▶ INPUT DATA:
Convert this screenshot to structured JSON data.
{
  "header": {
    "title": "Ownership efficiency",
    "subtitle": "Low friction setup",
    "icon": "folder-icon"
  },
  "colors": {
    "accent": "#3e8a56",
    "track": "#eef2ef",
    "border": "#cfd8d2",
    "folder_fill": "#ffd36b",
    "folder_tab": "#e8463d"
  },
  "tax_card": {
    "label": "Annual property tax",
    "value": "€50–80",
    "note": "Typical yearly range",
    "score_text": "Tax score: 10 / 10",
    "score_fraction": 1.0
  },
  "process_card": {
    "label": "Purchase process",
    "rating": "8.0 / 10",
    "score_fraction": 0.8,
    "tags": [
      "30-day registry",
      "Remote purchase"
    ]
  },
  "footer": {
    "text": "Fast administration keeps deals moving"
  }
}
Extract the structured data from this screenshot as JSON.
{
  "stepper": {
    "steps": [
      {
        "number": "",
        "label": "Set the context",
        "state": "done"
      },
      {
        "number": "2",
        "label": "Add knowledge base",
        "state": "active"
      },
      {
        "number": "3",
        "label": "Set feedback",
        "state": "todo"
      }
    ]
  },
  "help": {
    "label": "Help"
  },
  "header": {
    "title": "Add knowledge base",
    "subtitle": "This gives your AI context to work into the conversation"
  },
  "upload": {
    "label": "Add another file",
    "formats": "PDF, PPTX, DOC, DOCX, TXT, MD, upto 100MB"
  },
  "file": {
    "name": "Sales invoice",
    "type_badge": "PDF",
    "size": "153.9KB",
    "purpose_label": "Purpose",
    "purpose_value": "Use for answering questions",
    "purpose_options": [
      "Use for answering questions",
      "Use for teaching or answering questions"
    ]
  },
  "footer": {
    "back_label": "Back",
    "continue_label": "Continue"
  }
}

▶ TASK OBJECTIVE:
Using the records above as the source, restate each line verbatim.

▶ SOLVED EXERCISE:
Convert this screenshot to structured JSON data.
{
  "header": {
    "title": "Ownership efficiency",
    "subtitle": "Low friction setup",
    "icon": "folder-icon"
  },
  "colors": {
    "accent": "#3e8a56",
    "track": "#eef2ef",
    "border": "#cfd8d2",
    "folder_fill": "#ffd36b",
    "folder_tab": "#e8463d"
  },
  "tax_card": {
    "label": "Annual property tax",
    "value": "€50–80",
    "note": "Typical yearly range",
    "score_text": "Tax score: 10 / 10",
    "score_fraction": 1.0
  },
  "process_card": {
    "label": "Purchase process",
    "rating": "8.0 / 10",
    "score_fraction": 0.8,
    "tags": [
      "30-day registry",
      "Remote purchase"
    ]
  },
  "footer": {
    "text": "Fast administration keeps deals moving"
  }
}
Extract the structured data from this screenshot as JSON.
{
  "stepper": {
    "steps": [
      {
        "number": "",
        "label": "Set the context",
        "state": "done"
      },
      {
        "number": "2",
        "label": "Add knowledge base",
        "state": "active"
      },
      {
        "number": "3",
        "label": "Set feedback",
        "state": "todo"
      }
    ]
  },
  "help": {
    "label": "Help"
  },
  "header": {
    "title": "Add knowledge base",
    "subtitle": "This gives your AI context to work into the conversation"
  },
  "upload": {
    "label": "Add another file",
    "formats": "PDF, PPTX, DOC, DOCX, TXT, MD, upto 100MB"
  },
  "file": {
    "name": "Sales invoice",
    "type_badge": "PDF",
    "size": "153.9KB",
    "purpose_label": "Purpose",
    "purpose_value": "Use for answering questions",
    "purpose_options": [
      "Use for answering questions",
      "Use for teaching or answering questions"
    ]
  },
  "footer": {
    "back_label": "Back",
    "continue_label": "Continue"
  }
}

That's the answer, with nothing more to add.